**Exercise directions**. Drop every image, then reproduce the data exactly as given.

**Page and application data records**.
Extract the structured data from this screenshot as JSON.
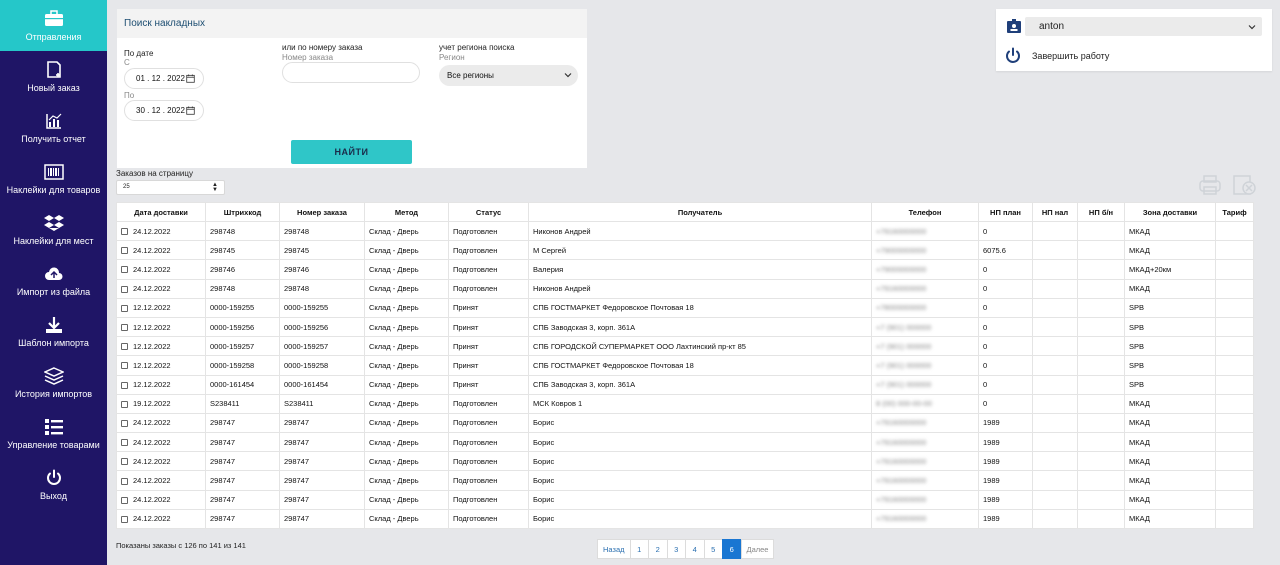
{
  "sidebar": {
    "items": [
      {
        "label": "Отправления",
        "icon": "briefcase-icon",
        "active": true
      },
      {
        "label": "Новый заказ",
        "icon": "new-order-icon"
      },
      {
        "label": "Получить отчет",
        "icon": "report-chart-icon"
      },
      {
        "label": "Наклейки для товаров",
        "icon": "barcode-icon"
      },
      {
        "label": "Наклейки для мест",
        "icon": "boxes-icon"
      },
      {
        "label": "Импорт из файла",
        "icon": "cloud-upload-icon"
      },
      {
        "label": "Шаблон импорта",
        "icon": "download-icon"
      },
      {
        "label": "История импортов",
        "icon": "layers-icon"
      },
      {
        "label": "Управление товарами",
        "icon": "list-icon"
      },
      {
        "label": "Выход",
        "icon": "power-icon"
      }
    ]
  },
  "search": {
    "title": "Поиск накладных",
    "by_date": "По дате",
    "from_label": "С",
    "from_value": "01 . 12 . 2022",
    "to_label": "По",
    "to_value": "30 . 12 . 2022",
    "order_label": "или по номеру заказа",
    "order_sublabel": "Номер заказа",
    "order_value": "",
    "region_label": "учет региона поиска",
    "region_sublabel": "Регион",
    "region_value": "Все регионы",
    "find_button": "НАЙТИ"
  },
  "per_page": {
    "label": "Заказов на страницу",
    "value": "25"
  },
  "user": {
    "name": "anton",
    "logout": "Завершить работу"
  },
  "table": {
    "headers": [
      "Дата доставки",
      "Штрихкод",
      "Номер заказа",
      "Метод",
      "Статус",
      "Получатель",
      "Телефон",
      "НП план",
      "НП нал",
      "НП б/н",
      "Зона доставки",
      "Тариф"
    ],
    "rows": [
      [
        "24.12.2022",
        "298748",
        "298748",
        "Склад - Дверь",
        "Подготовлен",
        "Никонов Андрей",
        "+79160000000",
        "0",
        "",
        "",
        "МКАД",
        ""
      ],
      [
        "24.12.2022",
        "298745",
        "298745",
        "Склад - Дверь",
        "Подготовлен",
        "М Сергей",
        "+79000000000",
        "6075.6",
        "",
        "",
        "МКАД",
        ""
      ],
      [
        "24.12.2022",
        "298746",
        "298746",
        "Склад - Дверь",
        "Подготовлен",
        "Валерия",
        "+79000000000",
        "0",
        "",
        "",
        "МКАД+20км",
        ""
      ],
      [
        "24.12.2022",
        "298748",
        "298748",
        "Склад - Дверь",
        "Подготовлен",
        "Никонов Андрей",
        "+79160000000",
        "0",
        "",
        "",
        "МКАД",
        ""
      ],
      [
        "12.12.2022",
        "0000-159255",
        "0000-159255",
        "Склад - Дверь",
        "Принят",
        "СПБ ГОСТМАРКЕТ Федоровское Почтовая 18",
        "+78000000000",
        "0",
        "",
        "",
        "SPB",
        ""
      ],
      [
        "12.12.2022",
        "0000-159256",
        "0000-159256",
        "Склад - Дверь",
        "Принят",
        "СПБ Заводская 3, корп. 361А",
        "+7 (901) 000000",
        "0",
        "",
        "",
        "SPB",
        ""
      ],
      [
        "12.12.2022",
        "0000-159257",
        "0000-159257",
        "Склад - Дверь",
        "Принят",
        "СПБ ГОРОДСКОЙ СУПЕРМАРКЕТ ООО Лахтинский пр-кт 85",
        "+7 (901) 000000",
        "0",
        "",
        "",
        "SPB",
        ""
      ],
      [
        "12.12.2022",
        "0000-159258",
        "0000-159258",
        "Склад - Дверь",
        "Принят",
        "СПБ ГОСТМАРКЕТ Федоровское Почтовая 18",
        "+7 (901) 000000",
        "0",
        "",
        "",
        "SPB",
        ""
      ],
      [
        "12.12.2022",
        "0000-161454",
        "0000-161454",
        "Склад - Дверь",
        "Принят",
        "СПБ Заводская 3, корп. 361А",
        "+7 (901) 000000",
        "0",
        "",
        "",
        "SPB",
        ""
      ],
      [
        "19.12.2022",
        "S238411",
        "S238411",
        "Склад - Дверь",
        "Подготовлен",
        "МСК Ковров 1",
        "8 (00) 000-00-00",
        "0",
        "",
        "",
        "МКАД",
        ""
      ],
      [
        "24.12.2022",
        "298747",
        "298747",
        "Склад - Дверь",
        "Подготовлен",
        "Борис",
        "+79160000000",
        "1989",
        "",
        "",
        "МКАД",
        ""
      ],
      [
        "24.12.2022",
        "298747",
        "298747",
        "Склад - Дверь",
        "Подготовлен",
        "Борис",
        "+79160000000",
        "1989",
        "",
        "",
        "МКАД",
        ""
      ],
      [
        "24.12.2022",
        "298747",
        "298747",
        "Склад - Дверь",
        "Подготовлен",
        "Борис",
        "+79160000000",
        "1989",
        "",
        "",
        "МКАД",
        ""
      ],
      [
        "24.12.2022",
        "298747",
        "298747",
        "Склад - Дверь",
        "Подготовлен",
        "Борис",
        "+79160000000",
        "1989",
        "",
        "",
        "МКАД",
        ""
      ],
      [
        "24.12.2022",
        "298747",
        "298747",
        "Склад - Дверь",
        "Подготовлен",
        "Борис",
        "+79160000000",
        "1989",
        "",
        "",
        "МКАД",
        ""
      ],
      [
        "24.12.2022",
        "298747",
        "298747",
        "Склад - Дверь",
        "Подготовлен",
        "Борис",
        "+79160000000",
        "1989",
        "",
        "",
        "МКАД",
        ""
      ]
    ]
  },
  "footer": {
    "info": "Показаны заказы с 126 по 141 из 141"
  },
  "pagination": {
    "prev": "Назад",
    "pages": [
      "1",
      "2",
      "3",
      "4",
      "5",
      "6"
    ],
    "active": "6",
    "next": "Далее"
  },
  "colors": {
    "sidebar": "#1f1566",
    "accent": "#25c7c9",
    "active_page": "#1976d2"
  }
}
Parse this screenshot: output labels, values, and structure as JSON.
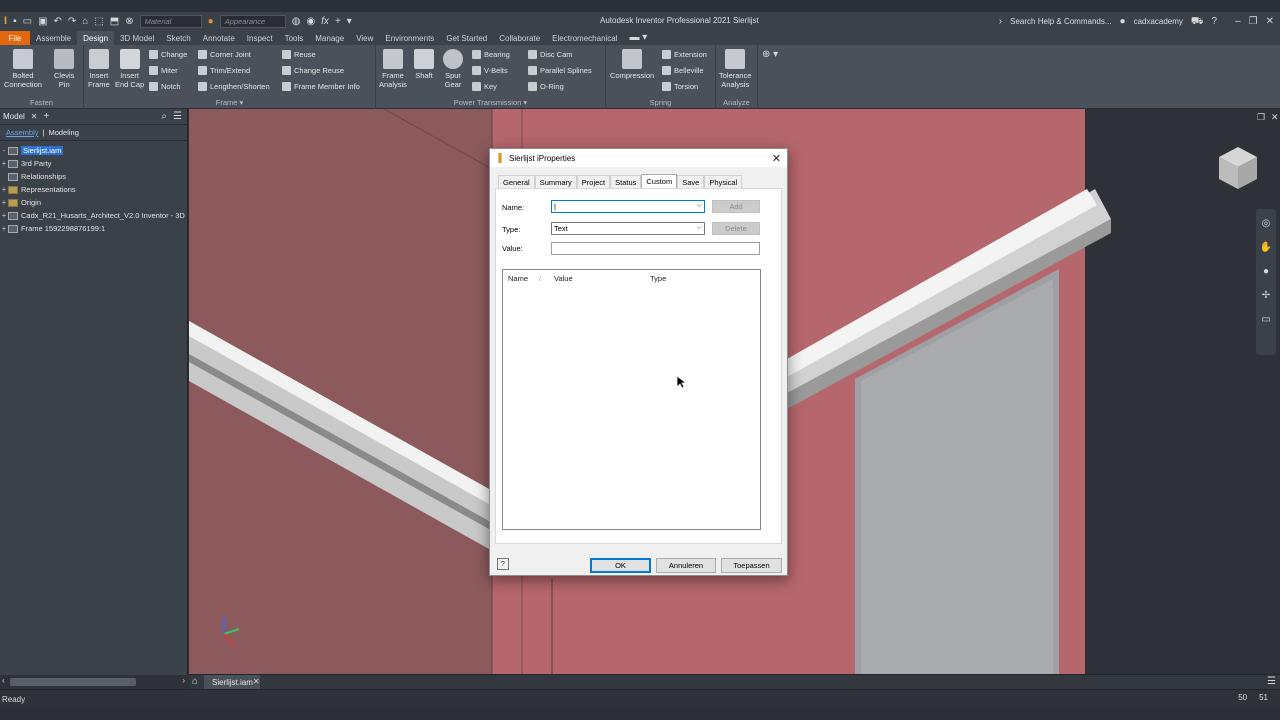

**Reply to the exercise**.
Extract the structured data from this screenshot as JSON.
{
  "sidebar": {
    "items": [
      {
        "label": "Отправления",
        "icon": "briefcase-icon",
        "active": true
      },
      {
        "label": "Новый заказ",
        "icon": "new-order-icon"
      },
      {
        "label": "Получить отчет",
        "icon": "report-chart-icon"
      },
      {
        "label": "Наклейки для товаров",
        "icon": "barcode-icon"
      },
      {
        "label": "Наклейки для мест",
        "icon": "boxes-icon"
      },
      {
        "label": "Импорт из файла",
        "icon": "cloud-upload-icon"
      },
      {
        "label": "Шаблон импорта",
        "icon": "download-icon"
      },
      {
        "label": "История импортов",
        "icon": "layers-icon"
      },
      {
        "label": "Управление товарами",
        "icon": "list-icon"
      },
      {
        "label": "Выход",
        "icon": "power-icon"
      }
    ]
  },
  "search": {
    "title": "Поиск накладных",
    "by_date": "По дате",
    "from_label": "С",
    "from_value": "01 . 12 . 2022",
    "to_label": "По",
    "to_value": "30 . 12 . 2022",
    "order_label": "или по номеру заказа",
    "order_sublabel": "Номер заказа",
    "order_value": "",
    "region_label": "учет региона поиска",
    "region_sublabel": "Регион",
    "region_value": "Все регионы",
    "find_button": "НАЙТИ"
  },
  "per_page": {
    "label": "Заказов на страницу",
    "value": "25"
  },
  "user": {
    "name": "anton",
    "logout": "Завершить работу"
  },
  "table": {
    "headers": [
      "Дата доставки",
      "Штрихкод",
      "Номер заказа",
      "Метод",
      "Статус",
      "Получатель",
      "Телефон",
      "НП план",
      "НП нал",
      "НП б/н",
      "Зона доставки",
      "Тариф"
    ],
    "rows": [
      [
        "24.12.2022",
        "298748",
        "298748",
        "Склад - Дверь",
        "Подготовлен",
        "Никонов Андрей",
        "+79160000000",
        "0",
        "",
        "",
        "МКАД",
        ""
      ],
      [
        "24.12.2022",
        "298745",
        "298745",
        "Склад - Дверь",
        "Подготовлен",
        "М Сергей",
        "+79000000000",
        "6075.6",
        "",
        "",
        "МКАД",
        ""
      ],
      [
        "24.12.2022",
        "298746",
        "298746",
        "Склад - Дверь",
        "Подготовлен",
        "Валерия",
        "+79000000000",
        "0",
        "",
        "",
        "МКАД+20км",
        ""
      ],
      [
        "24.12.2022",
        "298748",
        "298748",
        "Склад - Дверь",
        "Подготовлен",
        "Никонов Андрей",
        "+79160000000",
        "0",
        "",
        "",
        "МКАД",
        ""
      ],
      [
        "12.12.2022",
        "0000-159255",
        "0000-159255",
        "Склад - Дверь",
        "Принят",
        "СПБ ГОСТМАРКЕТ Федоровское Почтовая 18",
        "+78000000000",
        "0",
        "",
        "",
        "SPB",
        ""
      ],
      [
        "12.12.2022",
        "0000-159256",
        "0000-159256",
        "Склад - Дверь",
        "Принят",
        "СПБ Заводская 3, корп. 361А",
        "+7 (901) 000000",
        "0",
        "",
        "",
        "SPB",
        ""
      ],
      [
        "12.12.2022",
        "0000-159257",
        "0000-159257",
        "Склад - Дверь",
        "Принят",
        "СПБ ГОРОДСКОЙ СУПЕРМАРКЕТ ООО Лахтинский пр-кт 85",
        "+7 (901) 000000",
        "0",
        "",
        "",
        "SPB",
        ""
      ],
      [
        "12.12.2022",
        "0000-159258",
        "0000-159258",
        "Склад - Дверь",
        "Принят",
        "СПБ ГОСТМАРКЕТ Федоровское Почтовая 18",
        "+7 (901) 000000",
        "0",
        "",
        "",
        "SPB",
        ""
      ],
      [
        "12.12.2022",
        "0000-161454",
        "0000-161454",
        "Склад - Дверь",
        "Принят",
        "СПБ Заводская 3, корп. 361А",
        "+7 (901) 000000",
        "0",
        "",
        "",
        "SPB",
        ""
      ],
      [
        "19.12.2022",
        "S238411",
        "S238411",
        "Склад - Дверь",
        "Подготовлен",
        "МСК Ковров 1",
        "8 (00) 000-00-00",
        "0",
        "",
        "",
        "МКАД",
        ""
      ],
      [
        "24.12.2022",
        "298747",
        "298747",
        "Склад - Дверь",
        "Подготовлен",
        "Борис",
        "+79160000000",
        "1989",
        "",
        "",
        "МКАД",
        ""
      ],
      [
        "24.12.2022",
        "298747",
        "298747",
        "Склад - Дверь",
        "Подготовлен",
        "Борис",
        "+79160000000",
        "1989",
        "",
        "",
        "МКАД",
        ""
      ],
      [
        "24.12.2022",
        "298747",
        "298747",
        "Склад - Дверь",
        "Подготовлен",
        "Борис",
        "+79160000000",
        "1989",
        "",
        "",
        "МКАД",
        ""
      ],
      [
        "24.12.2022",
        "298747",
        "298747",
        "Склад - Дверь",
        "Подготовлен",
        "Борис",
        "+79160000000",
        "1989",
        "",
        "",
        "МКАД",
        ""
      ],
      [
        "24.12.2022",
        "298747",
        "298747",
        "Склад - Дверь",
        "Подготовлен",
        "Борис",
        "+79160000000",
        "1989",
        "",
        "",
        "МКАД",
        ""
      ],
      [
        "24.12.2022",
        "298747",
        "298747",
        "Склад - Дверь",
        "Подготовлен",
        "Борис",
        "+79160000000",
        "1989",
        "",
        "",
        "МКАД",
        ""
      ]
    ]
  },
  "footer": {
    "info": "Показаны заказы с 126 по 141 из 141"
  },
  "pagination": {
    "prev": "Назад",
    "pages": [
      "1",
      "2",
      "3",
      "4",
      "5",
      "6"
    ],
    "active": "6",
    "next": "Далее"
  },
  "colors": {
    "sidebar": "#1f1566",
    "accent": "#25c7c9",
    "active_page": "#1976d2"
  }
}
Parse this screenshot: output labels, values, and structure as JSON.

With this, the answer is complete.